The Georgia Department of Natural Resources is responsible for ensuring that the donated property meets conservation goals and that the property is donated to a qualified organization. For more information, click here.
Local Property Tax Benefits
As a conservation easement restricts various development rights and diminishes the fair market value of the property, it has the potential to provide ad valorem tax relief.
Georgia landowners who donate an easement automatically qualify for the lowest property tax assessment under that state’s Conservation Use Value Assessment (CUVA) program. Established by the Georgia Legislature in 1992, this program shifts the property tax burden away from owners of bona fide agricultural, forest, and environmentally sensitive lands. Under the fifteen-year covenant period, the land’s value derives from its income-producing potential rather than its sale potential. These values are capped and set by the Georgia Department of Revenue. The Conservation Use Covenant program has resulted in approximately 50 to 70 percent savings in taxes on qualified land. In 2008 reforms to the program were made requiring a minimum acreage of 200 and the previous limitation of 2,000 acres was removed now allowing for unlimited acres. Visit the CUVA website or contact your county tax assessor’s office.
In 2009, the Florida Legislature passed a bill implementing the conservation lands constitutional amendment which voters had previously approved by referendum. Tall Timbers worked hard with other organizations to get this constitutional amendment passed. This law provides full property tax exemption for land dedicated in perpetuity and used exclusively for conservation purposes. It provides a partial property tax exemption (up to 50%) for conservation land that is used for commercial purposes such as agriculture.
Florida easement donors who wish to take advantage of the ad valorem tax exemption for conservation use incentive should contact their county property appraiser’s office for an application and information. Participants must reapply for this exemption each year, so please check with your county property appraiser.
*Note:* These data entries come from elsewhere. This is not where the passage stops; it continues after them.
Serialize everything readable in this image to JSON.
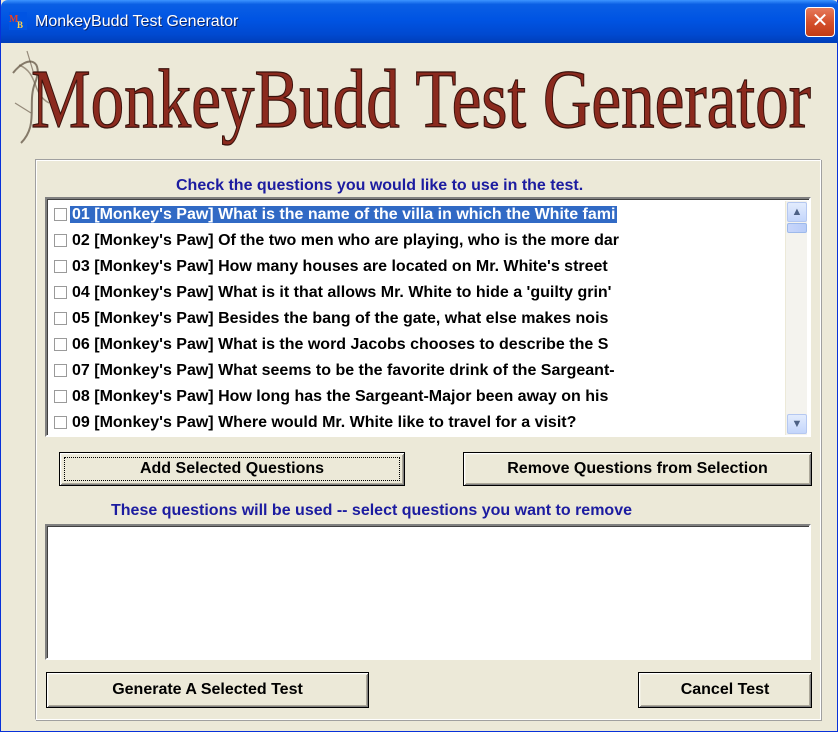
{
  "window": {
    "title": "MonkeyBudd Test Generator",
    "close_label": "✕"
  },
  "banner": {
    "text": "MonkeyBudd Test Generator",
    "color": "#8b2a1e"
  },
  "questions_panel": {
    "instruction": "Check the questions you would like to use in the test.",
    "items": [
      {
        "label": "01 [Monkey's Paw]  What is the name of the villa in which the White fami",
        "checked": false,
        "selected": true
      },
      {
        "label": "02 [Monkey's Paw]  Of the two men who are playing, who is the more dar",
        "checked": false,
        "selected": false
      },
      {
        "label": "03 [Monkey's Paw]  How many houses are located on Mr. White's street",
        "checked": false,
        "selected": false
      },
      {
        "label": "04 [Monkey's Paw]  What is it that allows Mr. White to hide a 'guilty grin'",
        "checked": false,
        "selected": false
      },
      {
        "label": "05 [Monkey's Paw]  Besides the bang of the gate, what else makes nois",
        "checked": false,
        "selected": false
      },
      {
        "label": "06 [Monkey's Paw]  What is the word Jacobs chooses to describe the S",
        "checked": false,
        "selected": false
      },
      {
        "label": "07 [Monkey's Paw]  What seems to be the favorite drink of the Sargeant-",
        "checked": false,
        "selected": false
      },
      {
        "label": "08 [Monkey's Paw]  How long has the Sargeant-Major been away on his",
        "checked": false,
        "selected": false
      },
      {
        "label": "09 [Monkey's Paw]  Where would Mr. White like to travel for a visit?",
        "checked": false,
        "selected": false
      }
    ]
  },
  "buttons": {
    "add_label": "Add Selected Questions",
    "remove_label": "Remove Questions from Selection",
    "generate_label": "Generate A Selected Test",
    "cancel_label": "Cancel Test"
  },
  "selected_panel": {
    "instruction": "These questions will be used --  select questions you want to remove",
    "items": []
  },
  "colors": {
    "selection": "#316ac5",
    "label_blue": "#1c1ca0",
    "titlebar": "#0054e3"
  }
}
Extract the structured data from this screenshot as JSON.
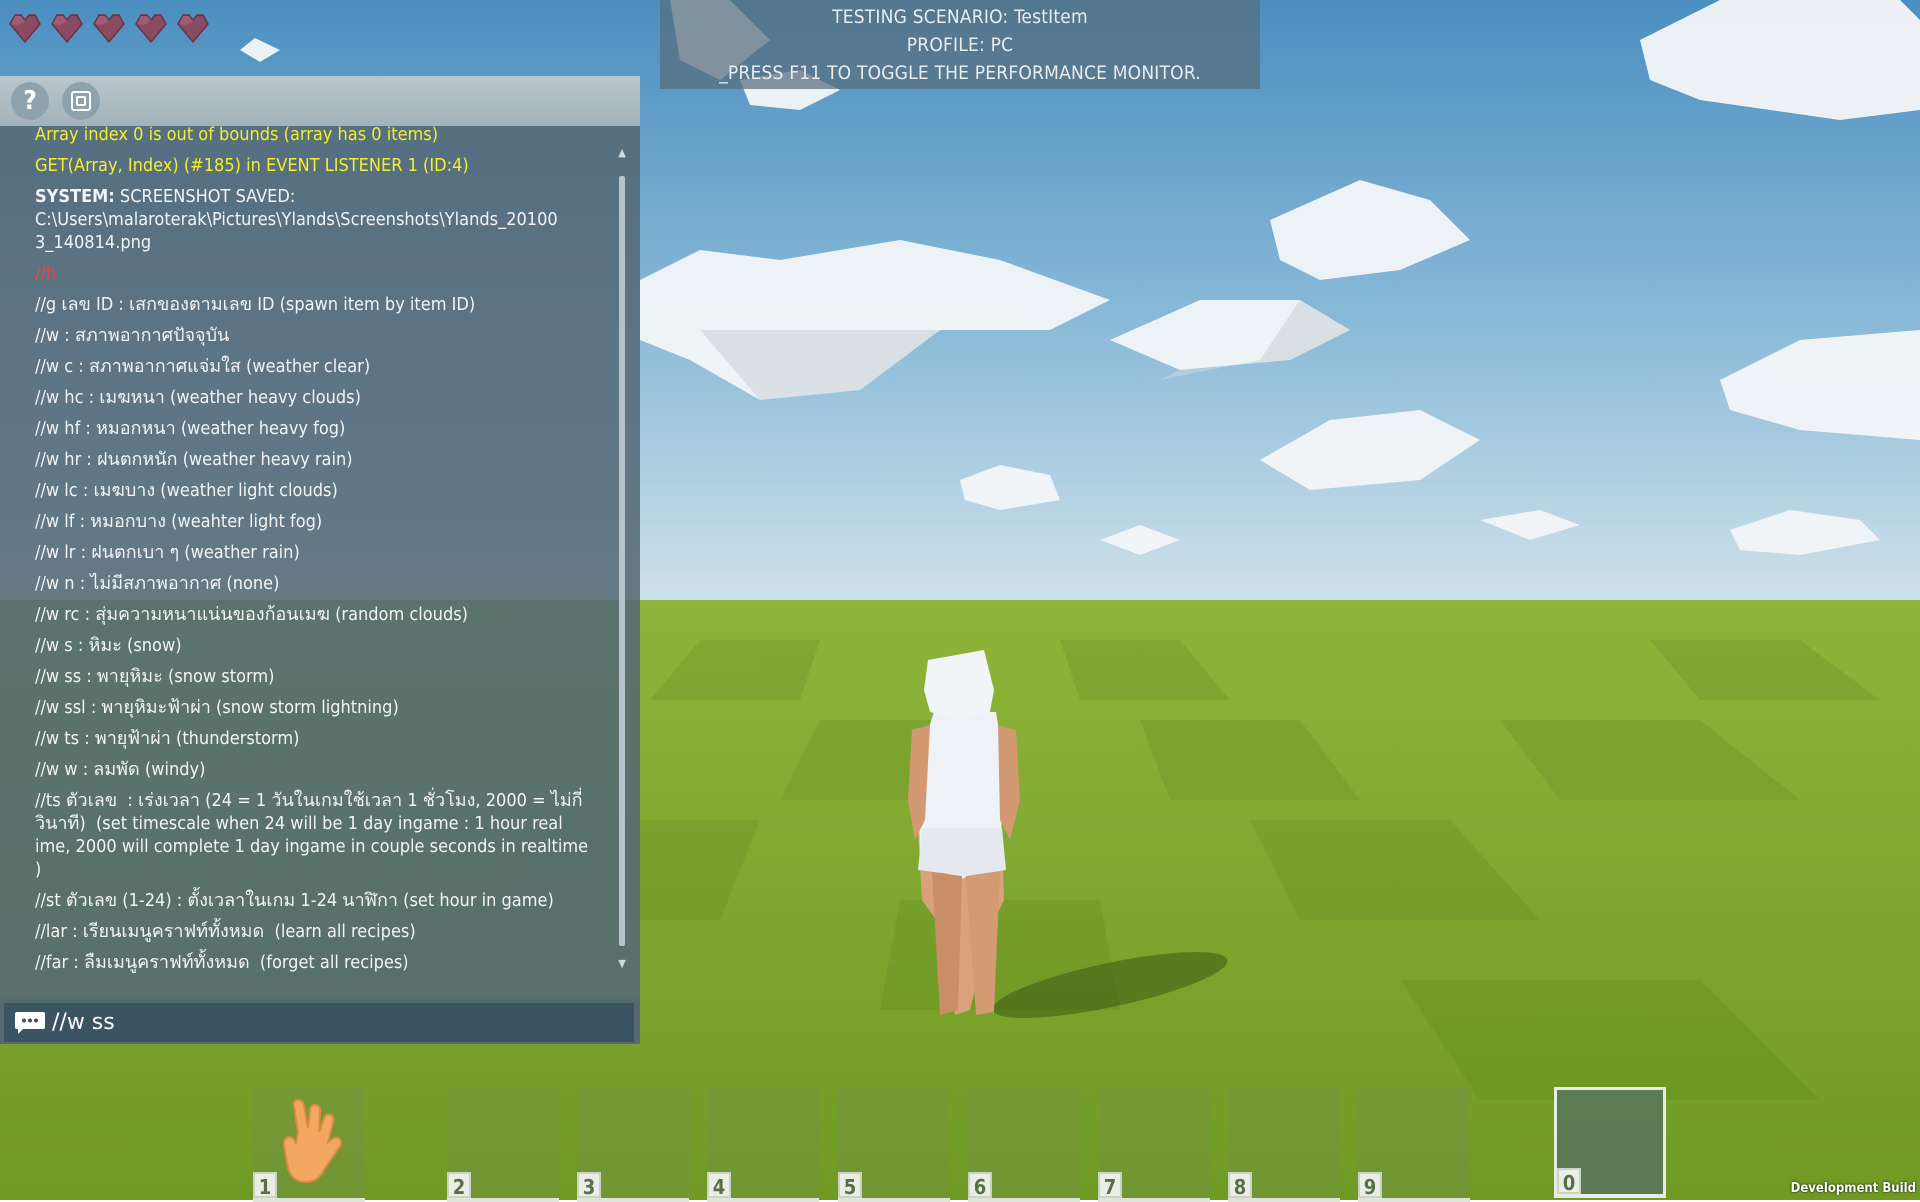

For further information on this exemption, please contact the property appraiser in the county where your easement is located.